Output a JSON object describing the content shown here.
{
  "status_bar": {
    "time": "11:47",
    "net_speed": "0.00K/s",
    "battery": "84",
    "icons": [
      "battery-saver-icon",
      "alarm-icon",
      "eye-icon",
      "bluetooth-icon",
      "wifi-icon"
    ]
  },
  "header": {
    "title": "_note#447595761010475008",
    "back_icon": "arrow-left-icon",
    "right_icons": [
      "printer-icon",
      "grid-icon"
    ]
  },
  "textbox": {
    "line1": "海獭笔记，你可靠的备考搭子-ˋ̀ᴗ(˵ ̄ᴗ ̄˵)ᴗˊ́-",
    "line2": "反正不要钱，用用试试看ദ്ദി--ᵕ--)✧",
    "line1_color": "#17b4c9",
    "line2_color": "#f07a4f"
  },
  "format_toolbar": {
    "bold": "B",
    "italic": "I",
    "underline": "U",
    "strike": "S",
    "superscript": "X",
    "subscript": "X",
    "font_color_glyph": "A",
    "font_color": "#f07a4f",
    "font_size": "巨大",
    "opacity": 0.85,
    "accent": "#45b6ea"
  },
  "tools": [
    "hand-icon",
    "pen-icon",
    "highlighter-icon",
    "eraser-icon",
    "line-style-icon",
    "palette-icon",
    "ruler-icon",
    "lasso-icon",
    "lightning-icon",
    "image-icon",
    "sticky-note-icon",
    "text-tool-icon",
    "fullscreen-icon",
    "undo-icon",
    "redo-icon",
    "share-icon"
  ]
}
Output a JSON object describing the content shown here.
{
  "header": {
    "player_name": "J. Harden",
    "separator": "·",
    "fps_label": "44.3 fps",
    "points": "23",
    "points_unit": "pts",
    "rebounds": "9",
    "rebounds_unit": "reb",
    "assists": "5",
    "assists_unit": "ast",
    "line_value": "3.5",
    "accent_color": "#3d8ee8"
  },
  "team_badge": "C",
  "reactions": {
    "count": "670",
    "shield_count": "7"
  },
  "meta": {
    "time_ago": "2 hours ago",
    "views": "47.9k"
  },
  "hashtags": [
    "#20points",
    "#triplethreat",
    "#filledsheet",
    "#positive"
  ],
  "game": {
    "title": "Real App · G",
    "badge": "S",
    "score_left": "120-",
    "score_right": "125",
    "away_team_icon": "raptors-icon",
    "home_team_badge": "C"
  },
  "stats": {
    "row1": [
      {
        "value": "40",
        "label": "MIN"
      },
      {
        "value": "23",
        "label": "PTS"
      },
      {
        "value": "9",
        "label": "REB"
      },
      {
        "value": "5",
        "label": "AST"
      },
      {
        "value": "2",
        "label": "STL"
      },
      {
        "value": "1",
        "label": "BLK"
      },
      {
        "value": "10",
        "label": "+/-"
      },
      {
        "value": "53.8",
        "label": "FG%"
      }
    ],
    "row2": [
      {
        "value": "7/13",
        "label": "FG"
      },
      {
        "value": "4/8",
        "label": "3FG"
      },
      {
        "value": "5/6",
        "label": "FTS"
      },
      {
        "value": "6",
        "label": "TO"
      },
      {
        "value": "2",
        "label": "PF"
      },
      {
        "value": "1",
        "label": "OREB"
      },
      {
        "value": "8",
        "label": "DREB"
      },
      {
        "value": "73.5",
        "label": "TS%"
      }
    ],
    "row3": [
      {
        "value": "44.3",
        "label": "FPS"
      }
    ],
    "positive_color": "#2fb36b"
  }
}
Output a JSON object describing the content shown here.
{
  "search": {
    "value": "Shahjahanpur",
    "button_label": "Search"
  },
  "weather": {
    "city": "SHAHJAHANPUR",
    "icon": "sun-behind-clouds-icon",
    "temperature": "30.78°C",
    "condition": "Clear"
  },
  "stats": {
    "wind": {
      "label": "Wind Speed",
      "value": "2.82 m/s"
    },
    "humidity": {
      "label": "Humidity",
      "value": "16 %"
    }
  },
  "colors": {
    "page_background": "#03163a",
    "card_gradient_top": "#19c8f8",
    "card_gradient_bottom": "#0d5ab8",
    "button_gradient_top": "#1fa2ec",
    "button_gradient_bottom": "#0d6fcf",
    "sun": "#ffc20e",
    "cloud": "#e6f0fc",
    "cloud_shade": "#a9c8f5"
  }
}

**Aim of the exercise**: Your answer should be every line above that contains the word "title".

**Response box**:
    "title": "_note#447595761010475008",
    "title": "Real App · G",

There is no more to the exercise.